Problem to solve :: Reproduce every entry exactly, without alteration.

Recorded data ::
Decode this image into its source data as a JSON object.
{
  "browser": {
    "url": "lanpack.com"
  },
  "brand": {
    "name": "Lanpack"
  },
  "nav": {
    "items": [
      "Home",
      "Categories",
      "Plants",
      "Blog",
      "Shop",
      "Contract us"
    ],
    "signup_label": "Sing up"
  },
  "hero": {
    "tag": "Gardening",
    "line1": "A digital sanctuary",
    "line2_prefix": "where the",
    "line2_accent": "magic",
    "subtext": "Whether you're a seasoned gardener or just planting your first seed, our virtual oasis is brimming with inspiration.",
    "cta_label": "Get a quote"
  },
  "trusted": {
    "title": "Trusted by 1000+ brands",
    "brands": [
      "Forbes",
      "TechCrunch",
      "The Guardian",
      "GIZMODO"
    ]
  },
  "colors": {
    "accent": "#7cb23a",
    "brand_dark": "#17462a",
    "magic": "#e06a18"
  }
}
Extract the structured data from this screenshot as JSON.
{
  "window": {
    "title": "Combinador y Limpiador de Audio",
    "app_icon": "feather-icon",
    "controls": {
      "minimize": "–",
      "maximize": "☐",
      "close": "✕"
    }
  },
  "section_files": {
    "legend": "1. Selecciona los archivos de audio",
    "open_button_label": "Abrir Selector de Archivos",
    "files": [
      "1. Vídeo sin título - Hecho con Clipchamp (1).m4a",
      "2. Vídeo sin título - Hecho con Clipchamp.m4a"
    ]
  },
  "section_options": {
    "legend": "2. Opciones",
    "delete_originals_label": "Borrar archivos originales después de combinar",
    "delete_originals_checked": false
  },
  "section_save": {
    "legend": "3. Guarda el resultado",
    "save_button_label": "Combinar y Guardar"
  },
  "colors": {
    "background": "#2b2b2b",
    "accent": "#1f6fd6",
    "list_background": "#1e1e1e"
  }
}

Exercise solution ::
Decode this image into its source data as a JSON object.
{
  "browser": {
    "url": "lanpack.com"
  },
  "brand": {
    "name": "Lanpack"
  },
  "nav": {
    "items": [
      "Home",
      "Categories",
      "Plants",
      "Blog",
      "Shop",
      "Contract us"
    ],
    "signup_label": "Sing up"
  },
  "hero": {
    "tag": "Gardening",
    "line1": "A digital sanctuary",
    "line2_prefix": "where the",
    "line2_accent": "magic",
    "subtext": "Whether you're a seasoned gardener or just planting your first seed, our virtual oasis is brimming with inspiration.",
    "cta_label": "Get a quote"
  },
  "trusted": {
    "title": "Trusted by 1000+ brands",
    "brands": [
      "Forbes",
      "TechCrunch",
      "The Guardian",
      "GIZMODO"
    ]
  },
  "colors": {
    "accent": "#7cb23a",
    "brand_dark": "#17462a",
    "magic": "#e06a18"
  }
}
Extract the structured data from this screenshot as JSON.
{
  "window": {
    "title": "Combinador y Limpiador de Audio",
    "app_icon": "feather-icon",
    "controls": {
      "minimize": "–",
      "maximize": "☐",
      "close": "✕"
    }
  },
  "section_files": {
    "legend": "1. Selecciona los archivos de audio",
    "open_button_label": "Abrir Selector de Archivos",
    "files": [
      "1. Vídeo sin título - Hecho con Clipchamp (1).m4a",
      "2. Vídeo sin título - Hecho con Clipchamp.m4a"
    ]
  },
  "section_options": {
    "legend": "2. Opciones",
    "delete_originals_label": "Borrar archivos originales después de combinar",
    "delete_originals_checked": false
  },
  "section_save": {
    "legend": "3. Guarda el resultado",
    "save_button_label": "Combinar y Guardar"
  },
  "colors": {
    "background": "#2b2b2b",
    "accent": "#1f6fd6",
    "list_background": "#1e1e1e"
  }
}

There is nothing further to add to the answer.